Task objective - Could you report every line from the entries that includes the word "text"?

─── Dataset content ───

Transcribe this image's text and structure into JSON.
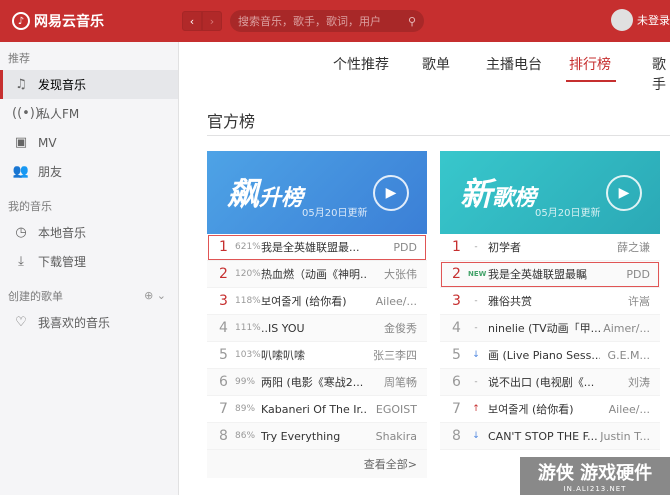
{
  "app": {
    "title": "网易云音乐",
    "user_label": "未登录"
  },
  "search": {
    "placeholder": "搜索音乐，歌手，歌词，用户"
  },
  "sidebar": {
    "recommend_title": "推荐",
    "items": [
      {
        "label": "发现音乐",
        "icon": "music-note-icon"
      },
      {
        "label": "私人FM",
        "icon": "radio-icon"
      },
      {
        "label": "MV",
        "icon": "video-icon"
      },
      {
        "label": "朋友",
        "icon": "friends-icon"
      }
    ],
    "my_music_title": "我的音乐",
    "my_items": [
      {
        "label": "本地音乐",
        "icon": "clock-icon"
      },
      {
        "label": "下载管理",
        "icon": "download-icon"
      }
    ],
    "created_title": "创建的歌单",
    "created_items": [
      {
        "label": "我喜欢的音乐",
        "icon": "heart-icon"
      }
    ]
  },
  "tabs": [
    "个性推荐",
    "歌单",
    "主播电台",
    "排行榜",
    "歌手"
  ],
  "main": {
    "heading": "官方榜"
  },
  "board1": {
    "title_big": "飙",
    "title_small": "升榜",
    "date": "05月20日更新",
    "rows": [
      {
        "rank": "1",
        "pct": "621%",
        "title": "我是全英雄联盟最...",
        "artist": "PDD"
      },
      {
        "rank": "2",
        "pct": "120%",
        "title": "热血燃（动画《神明...",
        "artist": "大张伟"
      },
      {
        "rank": "3",
        "pct": "118%",
        "title": "보여줄게 (给你看)",
        "artist": "Ailee/..."
      },
      {
        "rank": "4",
        "pct": "111%",
        "title": "..IS YOU",
        "artist": "金俊秀"
      },
      {
        "rank": "5",
        "pct": "103%",
        "title": "叭嗦叭嗦",
        "artist": "张三李四"
      },
      {
        "rank": "6",
        "pct": "99%",
        "title": "两阳 (电影《寒战2...",
        "artist": "周笔畅"
      },
      {
        "rank": "7",
        "pct": "89%",
        "title": "Kabaneri Of The Ir...",
        "artist": "EGOIST"
      },
      {
        "rank": "8",
        "pct": "86%",
        "title": "Try Everything",
        "artist": "Shakira"
      }
    ],
    "more": "查看全部>"
  },
  "board2": {
    "title_big": "新",
    "title_small": "歌榜",
    "date": "05月20日更新",
    "rows": [
      {
        "rank": "1",
        "mark": "-",
        "title": "初学者",
        "artist": "薛之谦"
      },
      {
        "rank": "2",
        "mark": "NEW",
        "title": "我是全英雄联盟最瞩",
        "artist": "PDD"
      },
      {
        "rank": "3",
        "mark": "-",
        "title": "雅俗共赏",
        "artist": "许嵩"
      },
      {
        "rank": "4",
        "mark": "-",
        "title": "ninelie (TV动画「甲...",
        "artist": "Aimer/..."
      },
      {
        "rank": "5",
        "mark": "↓",
        "title": "画 (Live Piano Sess...",
        "artist": "G.E.M..."
      },
      {
        "rank": "6",
        "mark": "-",
        "title": "说不出口 (电视剧《...",
        "artist": "刘涛"
      },
      {
        "rank": "7",
        "mark": "↑",
        "title": "보여줄게 (给你看)",
        "artist": "Ailee/..."
      },
      {
        "rank": "8",
        "mark": "↓",
        "title": "CAN'T STOP THE F...",
        "artist": "Justin T..."
      }
    ]
  },
  "watermark": {
    "main": "游侠 游戏硬件",
    "sub": "IN.ALI213.NET"
  }
}
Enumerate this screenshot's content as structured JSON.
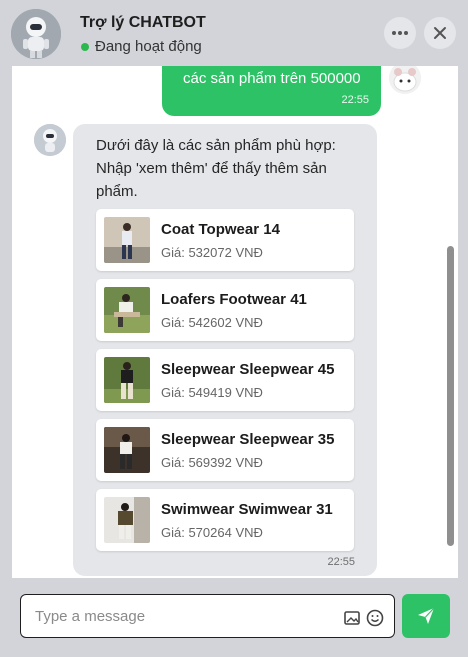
{
  "header": {
    "title": "Trợ lý CHATBOT",
    "status": "Đang hoạt động",
    "status_color": "#2db84d"
  },
  "icons": {
    "more": "more-horizontal-icon",
    "close": "close-icon",
    "image": "image-icon",
    "emoji": "emoji-icon",
    "send": "send-icon"
  },
  "messages": {
    "user": {
      "text": "các sản phẩm trên 500000",
      "time": "22:55"
    },
    "bot": {
      "text": "Dưới đây là các sản phẩm phù hợp: Nhập 'xem thêm' để thấy thêm sản phẩm.",
      "time": "22:55",
      "products": [
        {
          "name": "Coat Topwear 14",
          "price": "Giá: 532072 VNĐ"
        },
        {
          "name": "Loafers Footwear 41",
          "price": "Giá: 542602 VNĐ"
        },
        {
          "name": "Sleepwear Sleepwear 45",
          "price": "Giá: 549419 VNĐ"
        },
        {
          "name": "Sleepwear Sleepwear 35",
          "price": "Giá: 569392 VNĐ"
        },
        {
          "name": "Swimwear Swimwear 31",
          "price": "Giá: 570264 VNĐ"
        }
      ]
    }
  },
  "composer": {
    "placeholder": "Type a message"
  },
  "colors": {
    "accent": "#2ec267",
    "bot_bubble": "#e4e6ea",
    "background": "#d2d4da"
  }
}
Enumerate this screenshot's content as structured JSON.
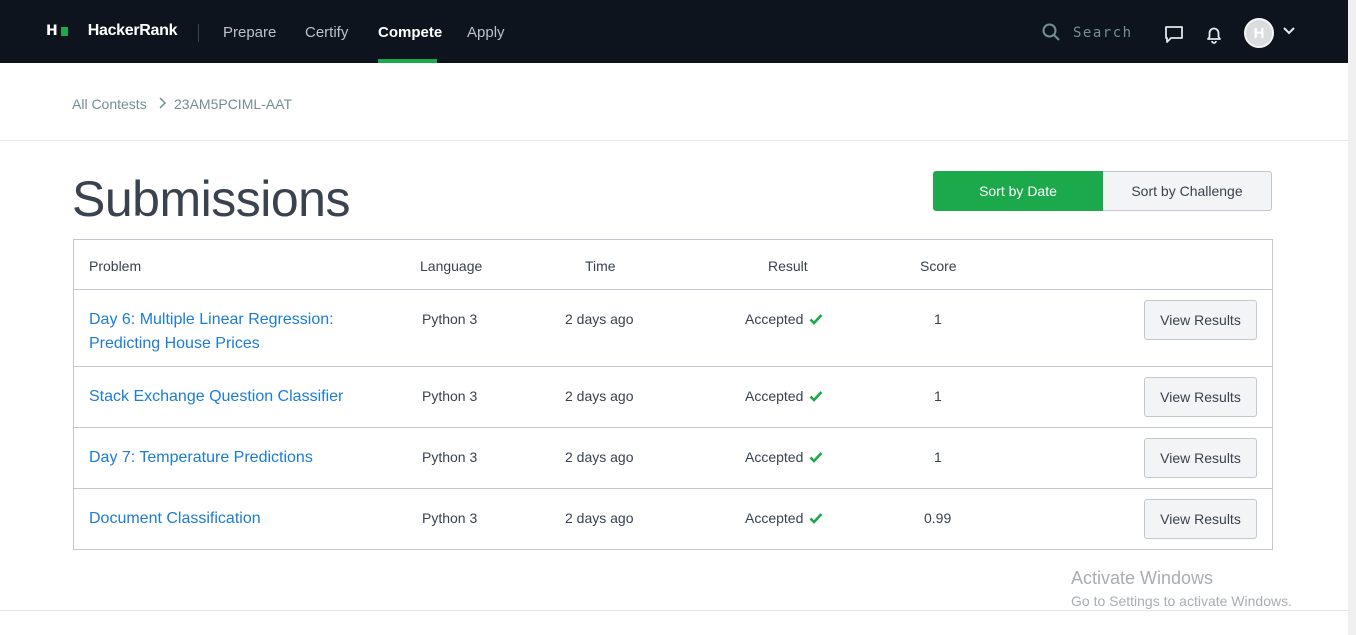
{
  "nav": {
    "logo_glyph": "H",
    "brand": "HackerRank",
    "items": [
      "Prepare",
      "Certify",
      "Compete",
      "Apply"
    ],
    "active": "Compete",
    "search_placeholder": "Search",
    "avatar_letter": "H"
  },
  "breadcrumb": {
    "root": "All Contests",
    "current": "23AM5PCIML-AAT"
  },
  "page": {
    "title": "Submissions",
    "sort_by_date": "Sort by Date",
    "sort_by_challenge": "Sort by Challenge"
  },
  "table": {
    "headers": [
      "Problem",
      "Language",
      "Time",
      "Result",
      "Score"
    ],
    "rows": [
      {
        "problem": "Day 6: Multiple Linear Regression: Predicting House Prices",
        "language": "Python 3",
        "time": "2 days ago",
        "result": "Accepted",
        "score": "1",
        "action": "View Results"
      },
      {
        "problem": "Stack Exchange Question Classifier",
        "language": "Python 3",
        "time": "2 days ago",
        "result": "Accepted",
        "score": "1",
        "action": "View Results"
      },
      {
        "problem": "Day 7: Temperature Predictions",
        "language": "Python 3",
        "time": "2 days ago",
        "result": "Accepted",
        "score": "1",
        "action": "View Results"
      },
      {
        "problem": "Document Classification",
        "language": "Python 3",
        "time": "2 days ago",
        "result": "Accepted",
        "score": "0.99",
        "action": "View Results"
      }
    ]
  },
  "watermark": {
    "line1": "Activate Windows",
    "line2": "Go to Settings to activate Windows."
  },
  "colors": {
    "brand_green": "#1ba94c",
    "nav_bg": "#0e141e",
    "link_blue": "#1c7cd6"
  }
}
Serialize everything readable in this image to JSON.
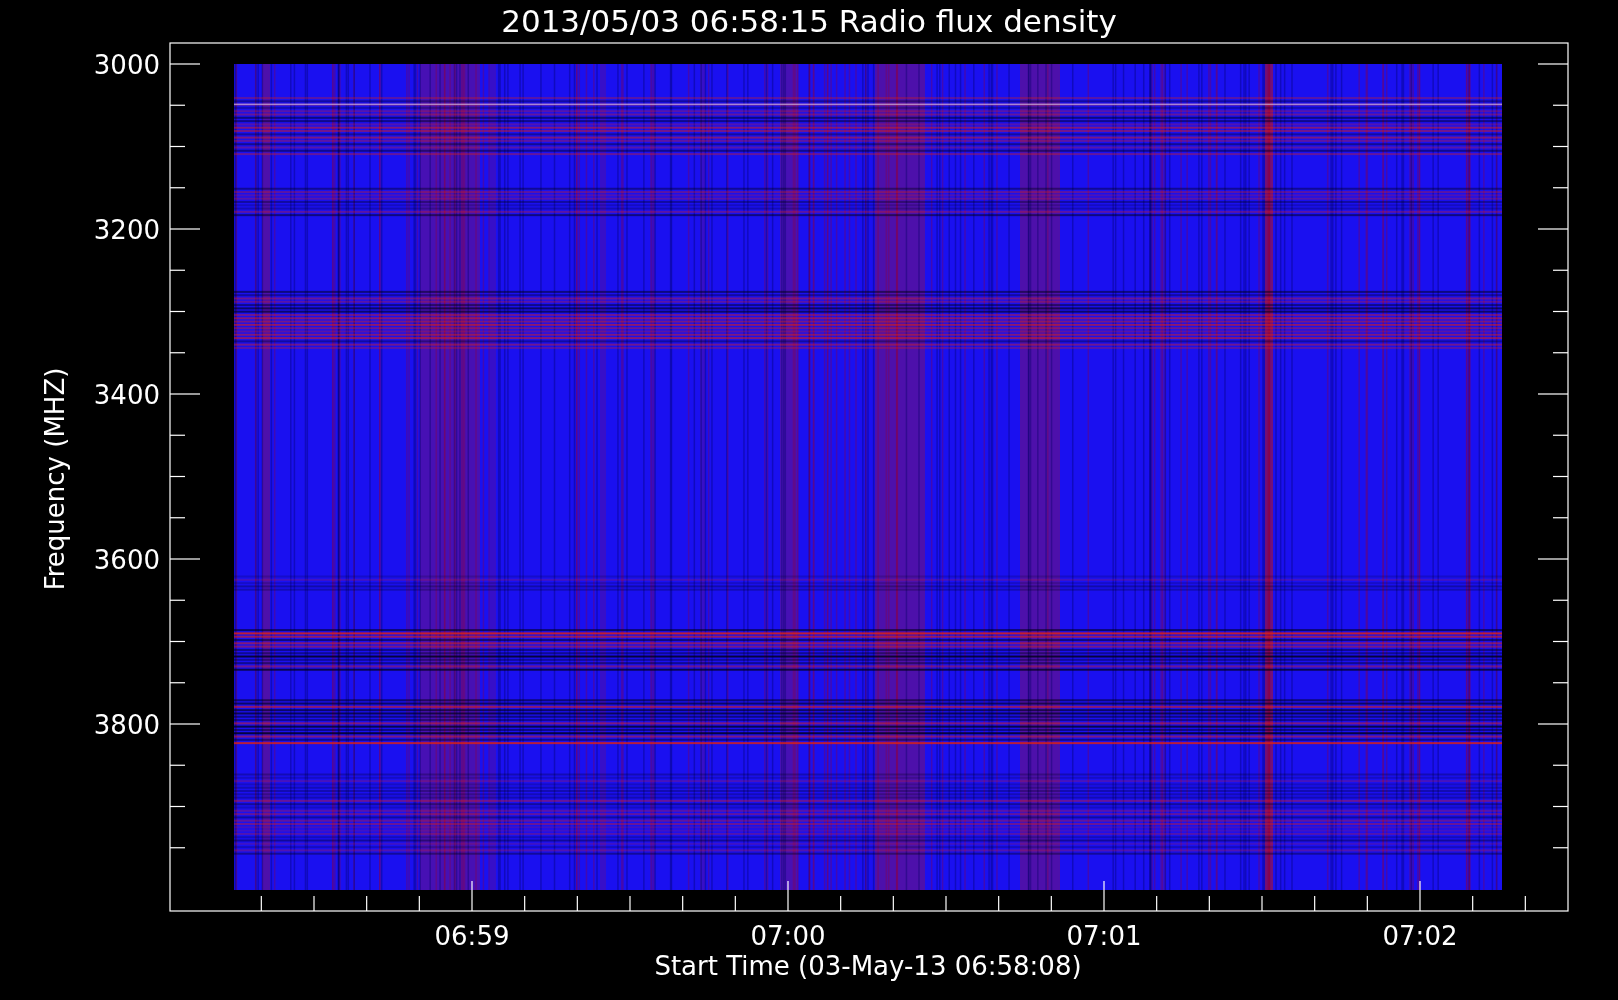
{
  "title": "2013/05/03 06:58:15 Radio flux density",
  "y_axis": {
    "label": "Frequency (MHZ)",
    "ticks": [
      "3000",
      "3200",
      "3400",
      "3600",
      "3800"
    ]
  },
  "x_axis": {
    "label": "Start Time (03-May-13 06:58:08)",
    "ticks": [
      "06:59",
      "07:00",
      "07:01",
      "07:02"
    ]
  }
}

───

Output below -
Transcribe this image's text and structure into JSON.
      "text": "các sản phẩm trên 500000",
      "text": "Dưới đây là các sản phẩm phù hợp: Nhập 'xem thêm' để thấy thêm sản phẩm.",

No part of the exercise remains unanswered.